by Walter Bargen

Walter Bargen

Laughing lions must come.

The moon's thin sickle harvests vast darkness to the west.
Through the iron-bare lattice of branches, he sees lights
from the house on the next ridge. Through the sway
of trees, the windows flutter, take flight, and return to roost
in different walls. Near his feet a few late crickets resurrect themselves.

In a late year, keeping erratic time, old springs and gears of an older watch.
In the abyss between him and the far house earth is rent,
the bottom fallen out, nothing to convince him that during
the day this is simply a valley cut by a seasonal creek.
The winded stampede of leaves, races with cloven hooves.

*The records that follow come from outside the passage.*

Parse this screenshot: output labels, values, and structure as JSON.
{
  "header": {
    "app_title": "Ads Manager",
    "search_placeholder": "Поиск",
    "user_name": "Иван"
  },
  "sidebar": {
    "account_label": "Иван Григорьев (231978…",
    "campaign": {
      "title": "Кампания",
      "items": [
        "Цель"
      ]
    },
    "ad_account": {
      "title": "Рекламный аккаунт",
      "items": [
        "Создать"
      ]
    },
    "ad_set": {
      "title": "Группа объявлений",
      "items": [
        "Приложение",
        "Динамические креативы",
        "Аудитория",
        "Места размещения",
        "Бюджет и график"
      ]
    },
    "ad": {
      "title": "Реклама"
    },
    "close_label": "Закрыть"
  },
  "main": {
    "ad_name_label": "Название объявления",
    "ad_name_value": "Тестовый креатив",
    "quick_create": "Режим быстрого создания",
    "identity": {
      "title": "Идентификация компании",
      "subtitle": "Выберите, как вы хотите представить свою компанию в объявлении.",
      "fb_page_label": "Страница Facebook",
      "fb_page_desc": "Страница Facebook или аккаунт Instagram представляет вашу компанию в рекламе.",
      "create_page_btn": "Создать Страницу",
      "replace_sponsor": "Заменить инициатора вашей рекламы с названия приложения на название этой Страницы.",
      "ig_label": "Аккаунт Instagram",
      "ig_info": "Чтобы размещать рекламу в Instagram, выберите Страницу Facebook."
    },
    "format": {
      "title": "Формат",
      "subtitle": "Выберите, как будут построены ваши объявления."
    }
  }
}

The dog chained on the ridge begins a low moan
that grows out of the wet ground until every bone
in its body vibrates and threatens to shake free
its sagging redbone skin. Oak trunks begin to shake.
Arthritic branches claw the forest floor,

crawl crabwise in every direction. Along the abandoned
wheel-rutted tractor path stagnant water begins to spill over
muddy lips. Another dog chained to another corner
of night answers. Once he couldn't wake,
when the animal inside him cowered and moaned helplessly,

paralyzed in his own deep-throated terror.
When he did wake all he remembered were lights
flashing underneath the staircase.
Tonight, for these dogs, it is deer and coyotes.
For him, a herd of antlered men
are raiding the bottom of nothing and mean it.

Last updated November 07, 2022